Work out how many lines below contain "title". Provide only the figure.

(Interface dataset entries)
▶

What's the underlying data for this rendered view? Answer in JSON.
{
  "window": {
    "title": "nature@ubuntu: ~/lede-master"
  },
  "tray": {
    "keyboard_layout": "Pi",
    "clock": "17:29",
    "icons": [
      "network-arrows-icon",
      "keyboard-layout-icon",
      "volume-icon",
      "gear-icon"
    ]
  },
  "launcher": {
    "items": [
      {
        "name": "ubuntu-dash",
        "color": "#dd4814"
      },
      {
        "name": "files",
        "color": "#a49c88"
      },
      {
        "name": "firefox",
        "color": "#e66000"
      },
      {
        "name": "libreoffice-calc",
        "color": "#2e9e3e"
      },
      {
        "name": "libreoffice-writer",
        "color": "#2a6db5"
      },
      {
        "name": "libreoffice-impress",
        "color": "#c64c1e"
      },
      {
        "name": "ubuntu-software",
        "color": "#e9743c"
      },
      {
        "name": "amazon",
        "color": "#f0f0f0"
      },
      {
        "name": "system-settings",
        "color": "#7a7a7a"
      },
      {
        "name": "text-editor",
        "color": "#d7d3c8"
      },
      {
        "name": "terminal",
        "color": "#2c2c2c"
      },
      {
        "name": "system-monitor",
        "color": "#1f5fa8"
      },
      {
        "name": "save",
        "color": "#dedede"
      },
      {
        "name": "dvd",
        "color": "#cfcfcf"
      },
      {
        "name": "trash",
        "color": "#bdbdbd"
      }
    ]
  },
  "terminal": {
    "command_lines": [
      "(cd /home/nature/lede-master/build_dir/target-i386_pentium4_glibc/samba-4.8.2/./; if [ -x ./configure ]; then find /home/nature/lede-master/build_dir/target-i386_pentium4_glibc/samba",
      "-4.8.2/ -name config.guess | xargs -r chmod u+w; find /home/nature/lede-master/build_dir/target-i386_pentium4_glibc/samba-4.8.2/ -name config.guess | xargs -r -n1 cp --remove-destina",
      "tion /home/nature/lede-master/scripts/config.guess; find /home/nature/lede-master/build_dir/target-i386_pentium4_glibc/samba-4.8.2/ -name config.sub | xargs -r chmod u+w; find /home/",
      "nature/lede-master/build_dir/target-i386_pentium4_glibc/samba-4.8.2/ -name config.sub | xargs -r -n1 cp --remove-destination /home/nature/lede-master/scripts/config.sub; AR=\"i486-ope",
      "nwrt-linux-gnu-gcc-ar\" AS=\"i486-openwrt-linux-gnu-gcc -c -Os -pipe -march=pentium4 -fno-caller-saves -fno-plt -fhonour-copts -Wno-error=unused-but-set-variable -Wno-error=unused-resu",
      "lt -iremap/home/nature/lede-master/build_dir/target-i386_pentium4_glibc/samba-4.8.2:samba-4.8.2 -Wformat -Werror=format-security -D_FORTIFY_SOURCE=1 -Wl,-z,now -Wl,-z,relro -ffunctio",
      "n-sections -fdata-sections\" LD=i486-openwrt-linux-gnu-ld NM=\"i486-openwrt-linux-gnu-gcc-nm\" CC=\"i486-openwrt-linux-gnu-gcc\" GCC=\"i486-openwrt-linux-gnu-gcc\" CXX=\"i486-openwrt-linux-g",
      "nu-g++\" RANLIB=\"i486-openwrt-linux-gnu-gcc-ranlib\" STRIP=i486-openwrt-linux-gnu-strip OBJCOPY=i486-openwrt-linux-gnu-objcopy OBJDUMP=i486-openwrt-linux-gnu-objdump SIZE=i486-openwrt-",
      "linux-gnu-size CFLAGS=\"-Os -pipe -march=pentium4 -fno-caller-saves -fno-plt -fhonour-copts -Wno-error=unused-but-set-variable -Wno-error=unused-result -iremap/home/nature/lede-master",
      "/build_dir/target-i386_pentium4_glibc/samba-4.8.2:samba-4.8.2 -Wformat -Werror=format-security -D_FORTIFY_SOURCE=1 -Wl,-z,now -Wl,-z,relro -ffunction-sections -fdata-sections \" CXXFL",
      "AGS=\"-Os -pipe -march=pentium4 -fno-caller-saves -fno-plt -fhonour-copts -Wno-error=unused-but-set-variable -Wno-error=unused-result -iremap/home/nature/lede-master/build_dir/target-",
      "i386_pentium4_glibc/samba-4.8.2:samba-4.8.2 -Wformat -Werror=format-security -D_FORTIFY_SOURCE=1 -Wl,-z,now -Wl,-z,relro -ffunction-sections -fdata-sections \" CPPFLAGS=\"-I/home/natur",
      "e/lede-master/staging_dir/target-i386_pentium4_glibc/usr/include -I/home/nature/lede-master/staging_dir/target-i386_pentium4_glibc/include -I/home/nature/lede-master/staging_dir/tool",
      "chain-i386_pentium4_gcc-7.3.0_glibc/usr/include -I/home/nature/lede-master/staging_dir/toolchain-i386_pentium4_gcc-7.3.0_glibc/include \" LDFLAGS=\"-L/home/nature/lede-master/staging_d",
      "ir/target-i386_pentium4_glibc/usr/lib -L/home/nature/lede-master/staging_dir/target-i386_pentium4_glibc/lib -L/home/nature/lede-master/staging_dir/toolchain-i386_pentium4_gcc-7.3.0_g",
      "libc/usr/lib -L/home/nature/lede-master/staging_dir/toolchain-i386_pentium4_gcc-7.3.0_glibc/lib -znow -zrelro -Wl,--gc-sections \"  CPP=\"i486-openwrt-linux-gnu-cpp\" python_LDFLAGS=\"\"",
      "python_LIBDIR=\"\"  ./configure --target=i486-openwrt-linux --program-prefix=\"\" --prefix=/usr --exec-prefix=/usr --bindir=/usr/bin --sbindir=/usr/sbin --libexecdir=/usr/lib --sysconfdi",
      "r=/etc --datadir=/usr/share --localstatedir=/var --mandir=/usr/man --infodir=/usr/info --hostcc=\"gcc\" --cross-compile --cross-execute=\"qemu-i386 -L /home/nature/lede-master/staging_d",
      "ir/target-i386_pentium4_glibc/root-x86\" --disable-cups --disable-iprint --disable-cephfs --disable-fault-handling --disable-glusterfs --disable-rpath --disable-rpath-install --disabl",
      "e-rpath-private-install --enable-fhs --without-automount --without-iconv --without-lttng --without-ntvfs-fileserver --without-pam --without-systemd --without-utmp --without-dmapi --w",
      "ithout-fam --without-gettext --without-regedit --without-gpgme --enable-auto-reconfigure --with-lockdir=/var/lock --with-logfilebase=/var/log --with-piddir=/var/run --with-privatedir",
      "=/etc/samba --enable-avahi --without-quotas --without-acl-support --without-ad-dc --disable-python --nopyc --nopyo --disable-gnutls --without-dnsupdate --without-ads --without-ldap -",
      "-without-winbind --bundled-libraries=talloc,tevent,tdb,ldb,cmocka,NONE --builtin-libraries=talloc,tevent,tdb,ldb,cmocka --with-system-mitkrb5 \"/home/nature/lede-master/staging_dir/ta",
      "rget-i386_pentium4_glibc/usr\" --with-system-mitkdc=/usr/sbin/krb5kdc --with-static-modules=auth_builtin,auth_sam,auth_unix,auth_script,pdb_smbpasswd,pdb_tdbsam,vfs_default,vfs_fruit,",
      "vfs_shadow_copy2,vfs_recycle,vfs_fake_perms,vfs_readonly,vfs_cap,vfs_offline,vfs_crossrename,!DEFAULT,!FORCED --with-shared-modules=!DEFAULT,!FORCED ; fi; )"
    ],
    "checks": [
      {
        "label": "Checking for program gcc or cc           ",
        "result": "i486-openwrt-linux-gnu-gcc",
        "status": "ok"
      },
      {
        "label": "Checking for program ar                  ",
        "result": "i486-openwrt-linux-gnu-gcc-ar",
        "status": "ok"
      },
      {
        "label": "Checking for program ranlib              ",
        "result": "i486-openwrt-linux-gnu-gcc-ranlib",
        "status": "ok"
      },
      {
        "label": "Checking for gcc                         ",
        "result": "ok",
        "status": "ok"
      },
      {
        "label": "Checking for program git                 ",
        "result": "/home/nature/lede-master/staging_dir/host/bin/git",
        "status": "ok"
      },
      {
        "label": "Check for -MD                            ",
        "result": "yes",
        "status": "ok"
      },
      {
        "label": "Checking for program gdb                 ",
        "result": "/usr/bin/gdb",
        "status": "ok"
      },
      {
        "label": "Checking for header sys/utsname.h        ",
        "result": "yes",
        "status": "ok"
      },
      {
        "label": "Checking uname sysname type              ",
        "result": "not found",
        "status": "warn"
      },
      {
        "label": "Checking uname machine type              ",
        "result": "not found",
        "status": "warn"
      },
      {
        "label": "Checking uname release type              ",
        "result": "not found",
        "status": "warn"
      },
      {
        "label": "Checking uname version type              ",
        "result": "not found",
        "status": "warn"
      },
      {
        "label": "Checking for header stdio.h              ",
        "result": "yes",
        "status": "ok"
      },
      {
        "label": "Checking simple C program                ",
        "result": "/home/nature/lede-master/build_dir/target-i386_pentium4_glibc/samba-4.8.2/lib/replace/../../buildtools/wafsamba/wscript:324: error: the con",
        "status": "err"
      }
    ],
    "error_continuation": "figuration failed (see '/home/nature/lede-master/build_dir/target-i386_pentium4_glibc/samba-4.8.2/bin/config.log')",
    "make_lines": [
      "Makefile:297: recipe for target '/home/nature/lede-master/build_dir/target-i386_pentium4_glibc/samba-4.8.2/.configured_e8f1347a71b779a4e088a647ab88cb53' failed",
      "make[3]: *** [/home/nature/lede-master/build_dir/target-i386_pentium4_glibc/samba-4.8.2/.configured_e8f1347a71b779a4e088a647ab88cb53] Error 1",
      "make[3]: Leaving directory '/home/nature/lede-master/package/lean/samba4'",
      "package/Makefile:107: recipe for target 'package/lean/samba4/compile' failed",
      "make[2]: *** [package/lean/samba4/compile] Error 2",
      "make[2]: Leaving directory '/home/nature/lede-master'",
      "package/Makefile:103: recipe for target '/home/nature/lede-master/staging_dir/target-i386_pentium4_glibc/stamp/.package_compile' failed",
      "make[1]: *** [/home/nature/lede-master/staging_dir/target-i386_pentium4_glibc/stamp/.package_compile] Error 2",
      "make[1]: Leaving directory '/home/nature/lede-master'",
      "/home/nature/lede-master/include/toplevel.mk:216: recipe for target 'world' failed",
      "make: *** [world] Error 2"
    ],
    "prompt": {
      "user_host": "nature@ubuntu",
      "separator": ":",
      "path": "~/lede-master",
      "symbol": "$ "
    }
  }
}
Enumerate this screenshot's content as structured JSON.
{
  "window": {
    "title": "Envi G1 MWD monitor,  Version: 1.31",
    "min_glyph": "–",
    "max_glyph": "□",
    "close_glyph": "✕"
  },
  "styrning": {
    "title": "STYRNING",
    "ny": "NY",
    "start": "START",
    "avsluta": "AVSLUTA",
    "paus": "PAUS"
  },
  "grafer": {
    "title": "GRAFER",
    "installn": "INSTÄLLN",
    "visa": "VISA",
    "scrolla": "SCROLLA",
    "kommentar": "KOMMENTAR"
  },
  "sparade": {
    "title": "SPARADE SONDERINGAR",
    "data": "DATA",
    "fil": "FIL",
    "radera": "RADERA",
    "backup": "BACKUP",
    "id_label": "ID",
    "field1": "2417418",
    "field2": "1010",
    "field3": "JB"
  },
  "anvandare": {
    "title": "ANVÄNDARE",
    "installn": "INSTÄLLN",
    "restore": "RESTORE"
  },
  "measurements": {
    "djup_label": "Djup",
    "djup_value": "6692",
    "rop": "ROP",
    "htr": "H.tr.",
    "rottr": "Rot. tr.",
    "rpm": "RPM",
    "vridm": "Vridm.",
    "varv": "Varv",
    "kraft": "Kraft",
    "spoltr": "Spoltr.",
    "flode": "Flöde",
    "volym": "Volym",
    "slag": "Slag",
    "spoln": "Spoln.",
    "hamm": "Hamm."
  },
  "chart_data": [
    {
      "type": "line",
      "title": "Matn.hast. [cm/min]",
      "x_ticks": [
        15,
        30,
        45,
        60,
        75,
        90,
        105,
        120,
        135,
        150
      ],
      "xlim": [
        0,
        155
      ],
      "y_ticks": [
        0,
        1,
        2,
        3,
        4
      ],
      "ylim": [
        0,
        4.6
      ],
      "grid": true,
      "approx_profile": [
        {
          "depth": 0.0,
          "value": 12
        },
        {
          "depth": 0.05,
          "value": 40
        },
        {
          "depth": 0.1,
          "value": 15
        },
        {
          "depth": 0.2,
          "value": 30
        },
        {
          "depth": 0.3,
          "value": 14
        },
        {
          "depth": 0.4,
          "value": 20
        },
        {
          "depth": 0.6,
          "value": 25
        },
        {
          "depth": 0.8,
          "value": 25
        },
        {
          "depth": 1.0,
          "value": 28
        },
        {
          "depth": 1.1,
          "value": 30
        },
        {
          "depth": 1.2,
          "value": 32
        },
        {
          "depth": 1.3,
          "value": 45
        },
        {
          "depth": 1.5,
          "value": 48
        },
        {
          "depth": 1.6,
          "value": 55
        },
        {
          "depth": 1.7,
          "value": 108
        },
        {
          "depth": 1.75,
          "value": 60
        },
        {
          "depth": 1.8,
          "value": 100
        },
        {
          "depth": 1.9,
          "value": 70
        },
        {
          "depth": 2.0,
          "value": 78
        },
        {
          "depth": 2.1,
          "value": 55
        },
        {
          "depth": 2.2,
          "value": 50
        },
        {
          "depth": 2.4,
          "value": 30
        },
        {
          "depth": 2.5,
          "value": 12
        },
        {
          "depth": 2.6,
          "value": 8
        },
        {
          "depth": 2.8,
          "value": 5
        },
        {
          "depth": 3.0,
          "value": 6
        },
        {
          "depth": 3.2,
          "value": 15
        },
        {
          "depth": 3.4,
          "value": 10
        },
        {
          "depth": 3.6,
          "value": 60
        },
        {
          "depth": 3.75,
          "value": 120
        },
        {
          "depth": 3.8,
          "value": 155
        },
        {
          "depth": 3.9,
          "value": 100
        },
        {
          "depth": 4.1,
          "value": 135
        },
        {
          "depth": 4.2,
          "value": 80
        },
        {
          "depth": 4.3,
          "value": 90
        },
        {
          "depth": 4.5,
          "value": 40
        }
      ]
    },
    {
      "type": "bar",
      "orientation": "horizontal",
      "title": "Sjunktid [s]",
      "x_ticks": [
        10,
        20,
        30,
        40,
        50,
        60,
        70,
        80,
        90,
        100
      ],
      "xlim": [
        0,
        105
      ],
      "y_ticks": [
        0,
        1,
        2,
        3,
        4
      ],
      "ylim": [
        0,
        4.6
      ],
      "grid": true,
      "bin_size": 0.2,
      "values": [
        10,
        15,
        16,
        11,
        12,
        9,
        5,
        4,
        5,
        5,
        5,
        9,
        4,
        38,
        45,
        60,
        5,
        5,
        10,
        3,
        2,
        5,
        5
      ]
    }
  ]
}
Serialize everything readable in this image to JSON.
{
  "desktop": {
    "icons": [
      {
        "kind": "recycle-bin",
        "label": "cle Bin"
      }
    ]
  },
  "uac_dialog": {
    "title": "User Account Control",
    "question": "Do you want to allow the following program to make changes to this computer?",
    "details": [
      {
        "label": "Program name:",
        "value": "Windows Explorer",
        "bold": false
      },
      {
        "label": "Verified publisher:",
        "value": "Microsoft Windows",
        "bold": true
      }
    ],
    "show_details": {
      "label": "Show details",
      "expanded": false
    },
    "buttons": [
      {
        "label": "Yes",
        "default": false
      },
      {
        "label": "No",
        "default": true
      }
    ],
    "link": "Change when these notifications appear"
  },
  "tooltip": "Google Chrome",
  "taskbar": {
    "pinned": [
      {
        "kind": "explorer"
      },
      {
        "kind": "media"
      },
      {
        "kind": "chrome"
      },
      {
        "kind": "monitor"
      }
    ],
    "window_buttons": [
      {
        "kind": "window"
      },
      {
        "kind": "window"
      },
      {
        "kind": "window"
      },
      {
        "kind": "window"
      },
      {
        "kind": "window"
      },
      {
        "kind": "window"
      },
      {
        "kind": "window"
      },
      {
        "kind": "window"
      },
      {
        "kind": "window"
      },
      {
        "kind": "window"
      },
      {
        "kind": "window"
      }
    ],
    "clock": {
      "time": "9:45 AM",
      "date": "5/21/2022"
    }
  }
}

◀

_Answer to the exercise_: 9